>>

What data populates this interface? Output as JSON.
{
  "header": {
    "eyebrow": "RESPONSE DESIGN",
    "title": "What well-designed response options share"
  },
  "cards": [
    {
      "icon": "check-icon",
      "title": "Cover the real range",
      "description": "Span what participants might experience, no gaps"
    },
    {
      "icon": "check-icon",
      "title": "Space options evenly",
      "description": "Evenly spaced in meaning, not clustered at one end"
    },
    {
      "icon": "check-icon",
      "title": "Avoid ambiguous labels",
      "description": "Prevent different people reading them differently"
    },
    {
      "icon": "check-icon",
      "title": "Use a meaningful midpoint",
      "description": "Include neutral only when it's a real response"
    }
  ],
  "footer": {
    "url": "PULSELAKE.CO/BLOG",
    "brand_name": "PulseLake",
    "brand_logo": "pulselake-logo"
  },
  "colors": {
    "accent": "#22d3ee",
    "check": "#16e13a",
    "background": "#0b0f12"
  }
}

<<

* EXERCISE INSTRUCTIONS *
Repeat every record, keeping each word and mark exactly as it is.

* ANSWER FOR THE TASK *
What data populates this interface? Output as JSON.
{
  "header": {
    "eyebrow": "RESPONSE DESIGN",
    "title": "What well-designed response options share"
  },
  "cards": [
    {
      "icon": "check-icon",
      "title": "Cover the real range",
      "description": "Span what participants might experience, no gaps"
    },
    {
      "icon": "check-icon",
      "title": "Space options evenly",
      "description": "Evenly spaced in meaning, not clustered at one end"
    },
    {
      "icon": "check-icon",
      "title": "Avoid ambiguous labels",
      "description": "Prevent different people reading them differently"
    },
    {
      "icon": "check-icon",
      "title": "Use a meaningful midpoint",
      "description": "Include neutral only when it's a real response"
    }
  ],
  "footer": {
    "url": "PULSELAKE.CO/BLOG",
    "brand_name": "PulseLake",
    "brand_logo": "pulselake-logo"
  },
  "colors": {
    "accent": "#22d3ee",
    "check": "#16e13a",
    "background": "#0b0f12"
  }
}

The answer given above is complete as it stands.